Williams provided insight into the ambiguity that defined this early period in a 2013 interview: With Twitter, it wasn't clear what it was. They called it a social network, they called it microblogging, but it was hard to define, because it didn't replace anything. There was this path of discovery with something like that, where over time you figure out what it is. Twitter changed from what we thought it was in the beginning, which we described as status updates and a social utility, it is that, in part, but the insight we came to was Twitter was more of an information network than it is a social network. The tipping point for Twitter's popularity was the 2007 South by Southwest Interactive conference. During the event, Twitter usage increased from 20,000 tweets per day to 60,000. "The Twitter people cleverly placed two 60-inch plasma screens in the conference hallways streaming Twitter messages," remarked Newsweek's Steven Levy. "Hundreds of conference-goers kept tabs on each other via constant twitters.
Panelists and speakers mentioned the service, the bloggers in attendance touted it." Reaction at the conference was positive. Blogger Scott Beale said. Social software researcher danah boyd said. Twitter staff received the festival's Web Award prize with the remark "we'd like to thank you in 140 characters or less, and we just did!"The first unassisted off-Earth Twitter message was posted from the International Space Station by NASA astronaut T. J. Creamer on January 22, 2010. By late November 2010, an average of a dozen updates per day were posted on the astronauts' communal account, @NASA_Astronauts. NASA has hosted over 25 "tweetups", events that provide guests with VIP access to NASA facilities and speakers with the goal of leveraging participants' social networks to further the outreach goals of NASA. In August 2010, the company appointed Adam Bain from News Corp.'s Fox Audience Network as president of revenue. The company experienced rapid initial growth, it had 400,000 tweets posted per quarter in 2007.
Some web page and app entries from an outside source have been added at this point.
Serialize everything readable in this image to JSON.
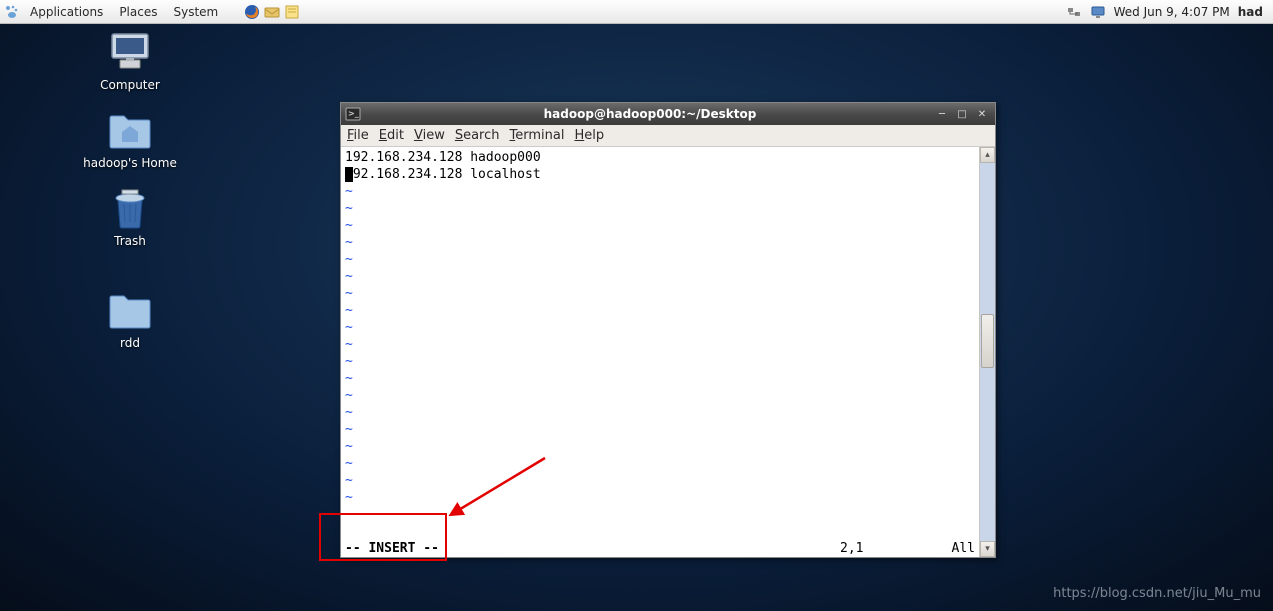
{
  "panel": {
    "menus": [
      "Applications",
      "Places",
      "System"
    ],
    "clock": "Wed Jun  9,  4:07 PM",
    "user": "had"
  },
  "desktop": {
    "icons": [
      {
        "label": "Computer",
        "kind": "computer"
      },
      {
        "label": "hadoop's Home",
        "kind": "home"
      },
      {
        "label": "Trash",
        "kind": "trash"
      },
      {
        "label": "rdd",
        "kind": "folder"
      }
    ]
  },
  "window": {
    "title": "hadoop@hadoop000:~/Desktop",
    "menus": [
      "File",
      "Edit",
      "View",
      "Search",
      "Terminal",
      "Help"
    ]
  },
  "terminal": {
    "lines": [
      "192.168.234.128 hadoop000",
      "192.168.234.128 localhost"
    ],
    "cursor_line": 1,
    "cursor_col": 0,
    "mode": "-- INSERT --",
    "position": "2,1",
    "view": "All"
  },
  "watermark": "https://blog.csdn.net/jiu_Mu_mu"
}
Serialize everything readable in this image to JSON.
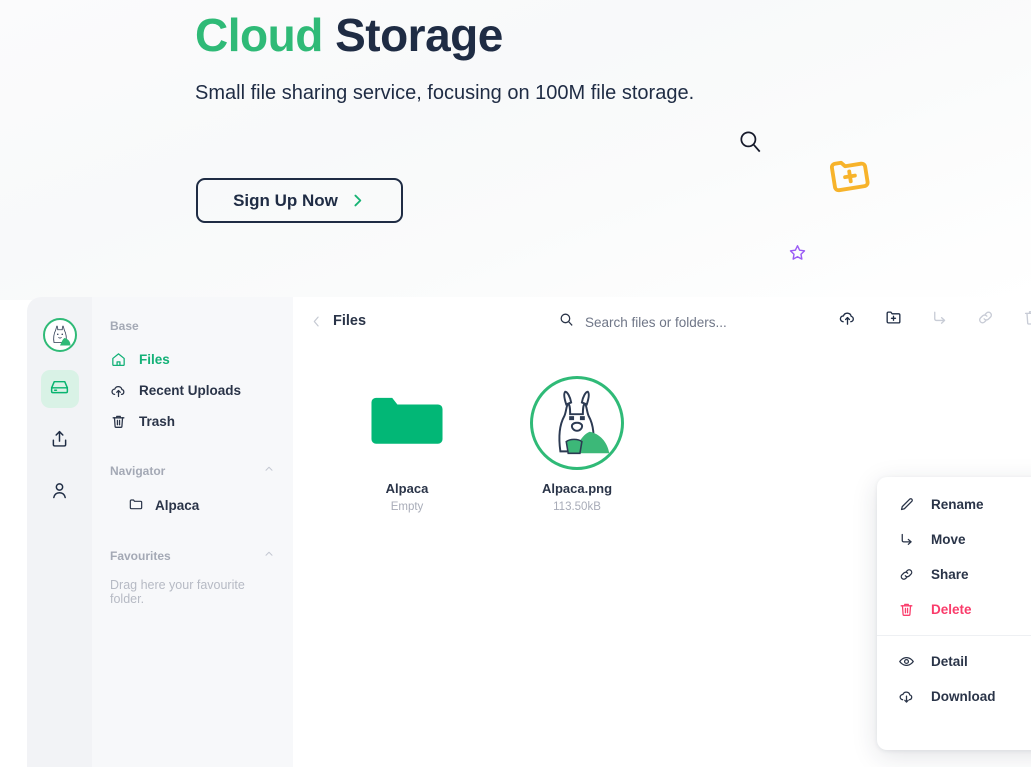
{
  "hero": {
    "title_part1": "Cloud",
    "title_part2": "Storage",
    "subtitle": "Small file sharing service, focusing on 100M file storage.",
    "signup_label": "Sign Up Now",
    "search_icon": "search-icon",
    "chevron_icon": "chevron-right-icon",
    "decor_folder_icon": "folder-plus-icon",
    "decor_star_icon": "star-icon",
    "accent_green": "#2fba77",
    "dark_navy": "#1f2c44",
    "decor_folder_color": "#f7b32b",
    "decor_star_color": "#9a5cf5"
  },
  "rail": {
    "logo_icon": "alpaca-logo",
    "items": [
      {
        "icon": "drive-icon",
        "name": "drive",
        "active": true
      },
      {
        "icon": "upload-icon",
        "name": "upload",
        "active": false
      },
      {
        "icon": "user-icon",
        "name": "account",
        "active": false
      }
    ]
  },
  "sidebar": {
    "base_heading": "Base",
    "base_items": [
      {
        "label": "Files",
        "icon": "home-icon",
        "active": true
      },
      {
        "label": "Recent Uploads",
        "icon": "cloud-upload-icon",
        "active": false
      },
      {
        "label": "Trash",
        "icon": "trash-icon",
        "active": false
      }
    ],
    "navigator_heading": "Navigator",
    "navigator_collapse_icon": "chevron-up-icon",
    "navigator_items": [
      {
        "label": "Alpaca",
        "icon": "folder-icon"
      }
    ],
    "favourites_heading": "Favourites",
    "favourites_collapse_icon": "chevron-up-icon",
    "favourites_empty": "Drag here your favourite folder."
  },
  "toolbar": {
    "back_icon": "chevron-left-icon",
    "breadcrumb": "Files",
    "search_icon": "search-icon",
    "search_placeholder": "Search files or folders...",
    "actions": [
      {
        "name": "upload-cloud-button",
        "icon": "cloud-upload-icon",
        "disabled": false
      },
      {
        "name": "new-folder-button",
        "icon": "folder-plus-icon",
        "disabled": false
      },
      {
        "name": "move-button",
        "icon": "move-arrow-icon",
        "disabled": true
      },
      {
        "name": "share-link-button",
        "icon": "link-icon",
        "disabled": true
      },
      {
        "name": "delete-button",
        "icon": "trash-icon",
        "disabled": true
      }
    ]
  },
  "files": [
    {
      "name": "Alpaca",
      "meta": "Empty",
      "kind": "folder"
    },
    {
      "name": "Alpaca.png",
      "meta": "113.50kB",
      "kind": "image"
    }
  ],
  "context_menu": {
    "items": [
      {
        "label": "Rename",
        "icon": "pencil-icon",
        "danger": false
      },
      {
        "label": "Move",
        "icon": "move-arrow-icon",
        "danger": false
      },
      {
        "label": "Share",
        "icon": "link-icon",
        "danger": false
      },
      {
        "label": "Delete",
        "icon": "trash-icon",
        "danger": true
      },
      {
        "label": "Detail",
        "icon": "eye-icon",
        "danger": false
      },
      {
        "label": "Download",
        "icon": "cloud-download-icon",
        "danger": false
      }
    ],
    "danger_color": "#fa3c6b"
  }
}
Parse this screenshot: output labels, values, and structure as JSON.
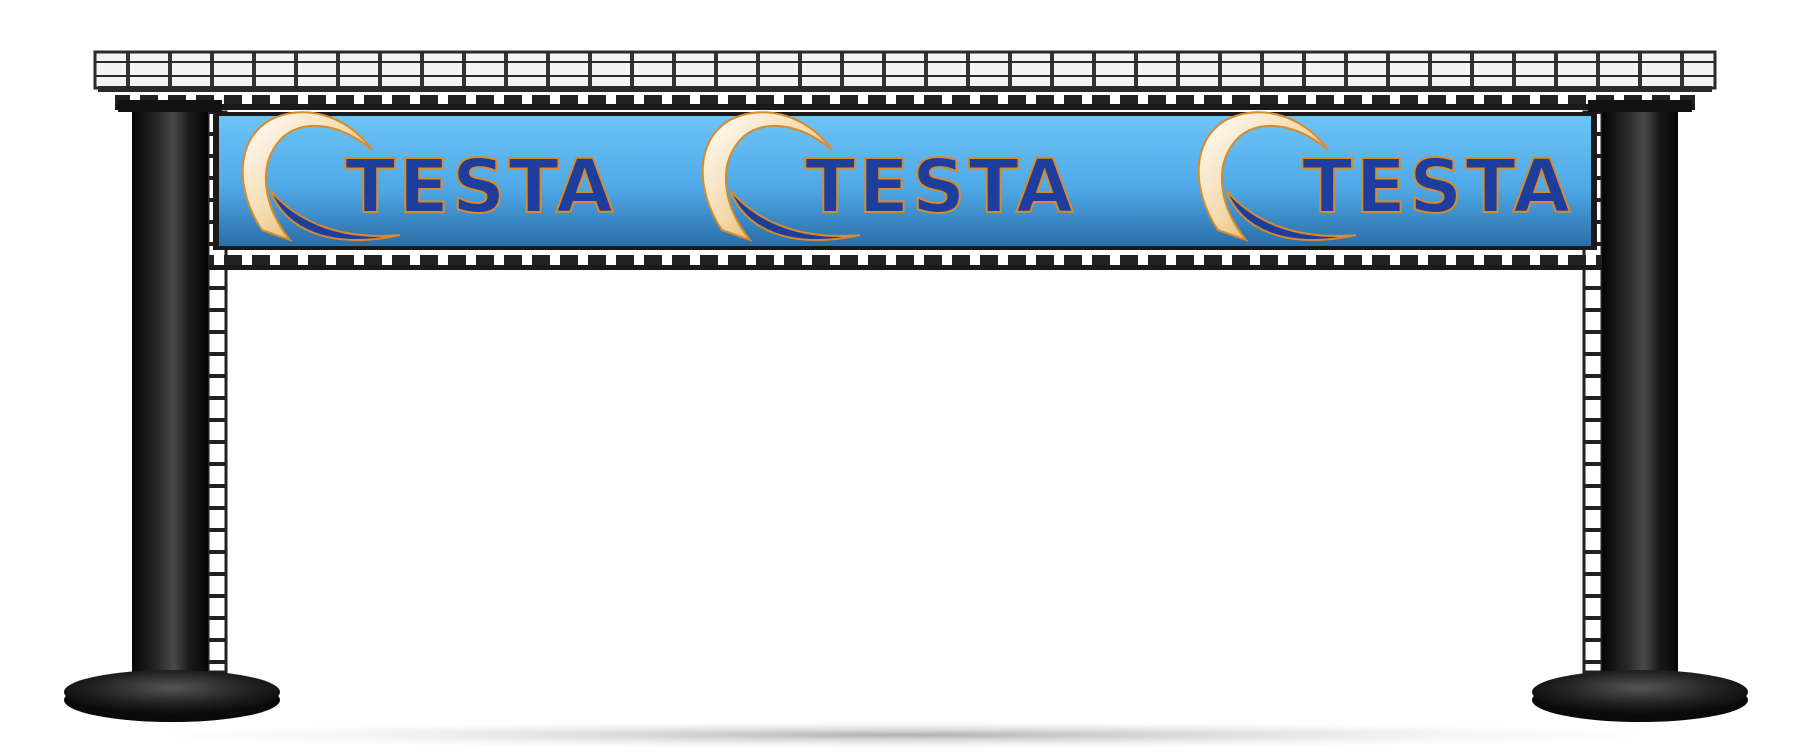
{
  "banner": {
    "logos": [
      {
        "word": "TESTA"
      },
      {
        "word": "TESTA"
      },
      {
        "word": "TESTA"
      }
    ]
  },
  "colors": {
    "banner_light": "#5db9f2",
    "banner_dark": "#2b6ea8",
    "logo_text": "#1d3e9c",
    "logo_outline": "#d98a2a",
    "truss": "#2a2a2a",
    "pillar": "#111111"
  }
}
This grew to 100 million tweets posted per quarter in 2008. In February 2010, Twitter users were sending 50 million tweets per day. By March 2010, the company recorded over 70,000 registered applications; as of June 2010, about 65 million tweets were posted each day, equaling about 750 tweets sent each second, according to Twitter. As of March 2011, about 140 million tweets posted daily; as noted on Compete.com, Twitter moved up to the third-highest-ranking social networking site